KENYA – Tsavo, Kenya’s biggest park, is no stranger to bushfires. But this season, a significant increase has been reported with immense loss in biodiversity especially vegetation.
Huge bushfires have erupted in the park and its environs over the past two months with more than 800 square kilometres of vegetation destroyed. Covering an area of 21,000 square kilometres, and split into Tsavo East and West, the conservancy is home to hundreds of animals.
A spot check by the Nation around the affected areas revealed untold devastation on wildlife with habitat and biodiversity lost.
Government officials and environmental experts say the fires are the work of arsonists or may be unintentionally caused by people neighbouring the park, with a group of herders highly suspected to be behind it.
Pastoralists have for years used the park as grazing grounds. Recently, the Kenya Wildlife Service (KWS) drove out livestock from the park a move that is believed could have triggered a retaliation by the herders.
Tsavo Conservancy Area (TCA) Assistant Director Robert Njue said the incidents started immediately after the livestock were impounded by KWS officers.
“We suspect that this is one of the causes but we guarantee that we will stop this unlawfulness,” he said. At Lumo conservancy, a source told the Nation that herders are forcing to graze their livestock near Lions Bluff Lodge despite having no agreement between them. The pastoralists however have an agreement with neighbouring Mramba ranch.
Ravaged by fire
“The contested area was recently ravaged by fire. We suspect that the herders might have had a hand in this,” said the source who sought anonymity for fear of being attacked by the herders.
The Nation established that a number of ranches have clashed with herders for illegally grazing in their rangelands.
“The herders use all means and attack those who prevent their animals from grazing.

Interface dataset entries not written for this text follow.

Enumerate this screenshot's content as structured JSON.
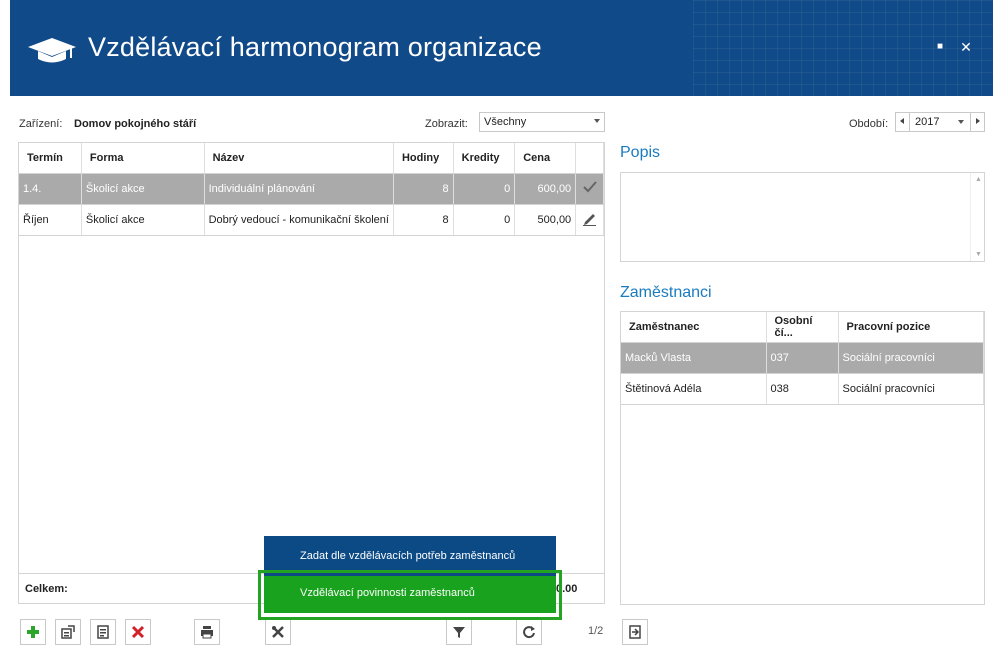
{
  "window": {
    "title": "Vzdělávací harmonogram organizace",
    "maximize_glyph": "■",
    "close_glyph": "✕"
  },
  "filters": {
    "facility_label": "Zařízení:",
    "facility_value": "Domov pokojného stáří",
    "show_label": "Zobrazit:",
    "show_value": "Všechny",
    "period_label": "Období:",
    "period_value": "2017"
  },
  "courses_table": {
    "columns": [
      "Termín",
      "Forma",
      "Název",
      "Hodiny",
      "Kredity",
      "Cena"
    ],
    "rows": [
      {
        "termin": "1.4.",
        "forma": "Školicí akce",
        "nazev": "Individuální plánování",
        "hodiny": "8",
        "kredity": "0",
        "cena": "600,00",
        "status_icon": "check-icon",
        "selected": true
      },
      {
        "termin": "Říjen",
        "forma": "Školicí akce",
        "nazev": "Dobrý vedoucí - komunikační školení",
        "hodiny": "8",
        "kredity": "0",
        "cena": "500,00",
        "status_icon": "pencil-icon",
        "selected": false
      }
    ],
    "footer_label": "Celkem:",
    "footer_total_partial": "0.00"
  },
  "description": {
    "title": "Popis"
  },
  "employees": {
    "title": "Zaměstnanci",
    "columns": [
      "Zaměstnanec",
      "Osobní čí...",
      "Pracovní pozice"
    ],
    "rows": [
      {
        "name": "Macků Vlasta",
        "id": "037",
        "position": "Sociální pracovníci",
        "selected": true
      },
      {
        "name": "Štětinová Adéla",
        "id": "038",
        "position": "Sociální pracovníci",
        "selected": false
      }
    ]
  },
  "toolbar": {
    "buttons": [
      "add-icon",
      "import-icon",
      "note-icon",
      "delete-icon",
      "print-icon",
      "tools-icon",
      "filter-icon",
      "refresh-icon"
    ],
    "page_indicator": "1/2",
    "export_icon": "export-icon"
  },
  "popup_menu": {
    "item1": "Zadat dle vzdělávacích potřeb zaměstnanců",
    "item2": "Vzdělávací povinnosti zaměstnanců"
  },
  "colors": {
    "header_bg": "#114a88",
    "accent_blue": "#1b7bbf",
    "menu_blue": "#0c4a86",
    "menu_green": "#19a21d",
    "selected_row": "#aaaaaa",
    "add_green": "#2aa62a",
    "delete_red": "#d4202a"
  }
}
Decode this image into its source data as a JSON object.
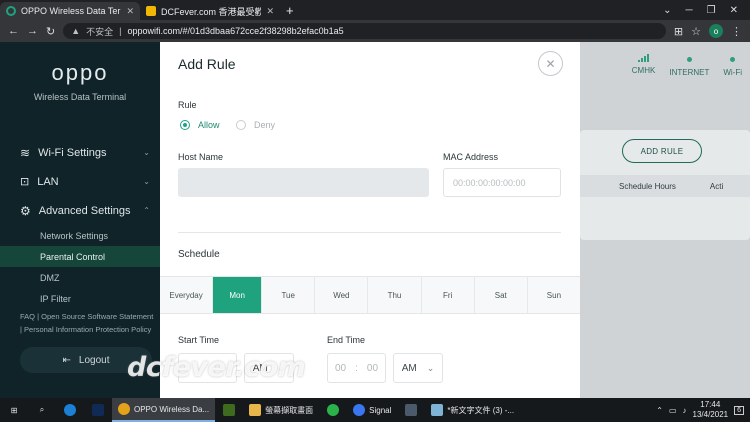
{
  "browser": {
    "tabs": [
      {
        "title": "OPPO Wireless Data Terminal",
        "active": true
      },
      {
        "title": "DCFever.com 香港最受歡迎數碼...",
        "active": false
      }
    ],
    "insecure_label": "不安全",
    "url": "oppowifi.com/#/01d3dbaa672cce2f38298b2efac0b1a5",
    "profile_initial": "o"
  },
  "sidebar": {
    "logo": "oppo",
    "subtitle": "Wireless Data Terminal",
    "items": [
      {
        "label": "Wi-Fi Settings"
      },
      {
        "label": "LAN"
      },
      {
        "label": "Advanced Settings"
      }
    ],
    "subitems": [
      {
        "label": "Network Settings"
      },
      {
        "label": "Parental Control"
      },
      {
        "label": "DMZ"
      },
      {
        "label": "IP Filter"
      }
    ],
    "legal": {
      "faq": "FAQ",
      "oss": "Open Source Software Statement",
      "privacy": "Personal Information Protection Policy"
    },
    "logout": "Logout"
  },
  "status": {
    "carrier": "CMHK",
    "internet": "INTERNET",
    "wifi": "Wi-Fi"
  },
  "background": {
    "add_rule": "ADD RULE",
    "col_schedule": "Schedule Hours",
    "col_action": "Acti"
  },
  "modal": {
    "title": "Add Rule",
    "rule_label": "Rule",
    "allow": "Allow",
    "deny": "Deny",
    "host_label": "Host Name",
    "host_value": "",
    "mac_label": "MAC Address",
    "mac_placeholder": "00:00:00:00:00:00",
    "schedule_label": "Schedule",
    "days": [
      "Everyday",
      "Mon",
      "Tue",
      "Wed",
      "Thu",
      "Fri",
      "Sat",
      "Sun"
    ],
    "active_day": "Mon",
    "start_label": "Start Time",
    "end_label": "End Time",
    "start_ampm": "AM",
    "end_hour": "00",
    "end_minute": "00",
    "end_ampm": "AM"
  },
  "watermark": "dcfever.com",
  "taskbar": {
    "apps": [
      {
        "label": "OPPO Wireless Da..."
      },
      {
        "label": "螢幕擷取畫面"
      },
      {
        "label": "Signal"
      },
      {
        "label": "*新文字文件 (3) -..."
      }
    ],
    "time": "17:44",
    "date": "13/4/2021",
    "notifications": "6"
  }
}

They will do anything to have their way,” the source revealed.
Traditional methods used by farmers to clear their land for agriculture has also been linked to the increased incidents. Coast regional commissioner John Elungata said the government is hot in pursuit of suspected arsonists.
“Detectives are on the ground and are pursuing suspects. They will soon be brought to book,” he said, adding that the government will flush out all illegal herders from the area. He instructed local chiefs to identify all livestock owners in the ranches. Other experts say Tsavo fires are seasonal starting in May and ending in October every year.
The conservationists are now pointing to a connection between the increasing risk of wildfires with dry vegetation and strong winds.
Tsavo Heritage director Jacob Kipong’oso said the number of fires and their sizes vary from year to year.
“We had good rains in the last season and so the lush grasslands are perfect fuel for the flames,” he said.
He predicted that, by the end of the season, the fires could spread to other untouched areas, wiping out the vegetation and threatening the survival of wildlife. He noted that most of the fires were lit in conservancies which are constantly under threat by illegal herders, charcoal burners and honey harvesters.
Mr Kipong’oso said the illegal activities and tendency of farmers to use slash-and-burn farming methods to clear their land are the main cause of the incidents.
In a recent fire that erupted in Jipe in Tsavo West and destroyed thousands of acres of vegetation, a combination of firefighters from the military, KWS, Kenya Forest Service (KFS), National Youth Service (NYS), wildlife conservation partners and local volunteers was deployed to help in containing it. For a long time, KWS has been relying on volunteer firefighters from wildlife partners to bring the fires under control.
The conservation groups led by Team Tsavo are now mobilising resources to train communities on firefighting skills.
Mr Kipong’oso said the groups will be equipped with fire beaters and reflector jackets that will enable them to quickly contain an inferno before KWS and other stakeholders come on board. The training will target communities in Jipe, Salaita, Mwaktau, Alia, Maungu, and Voi. The communities will also be educated on protecting the conservation area. He said creating community awareness and educating them on fire safety is crucial in ensuring that they are involved in protecting the environment.
Taita Taveta Wildlife Conservancy Association (TTWCA) chairperson Mcharo Bong’osa said this is the worst wildfire in the region for many years.
Speaking in Mwatate, Mr Bong’osa said ranchers are concerned that illegal herders are invading their conservancies yet no action has been taken by KWS. A Mwaktau resident, Mwakulila Ngati, said locals hold back their support towards conservation because the KWS and the government have failed to plough back its benefits to the community.
The residents have also been facing frequent human-wildlife conflicts with no compensation coming forth.
“How can we support KWS when all they care for is wildlife? Protecting our rights is another important route towards protecting wildlife,” he said.
Another resident Fredrick Mshimba blamed KWS for failing to create a cohesive relationship with the community hence the cold response towards the fires.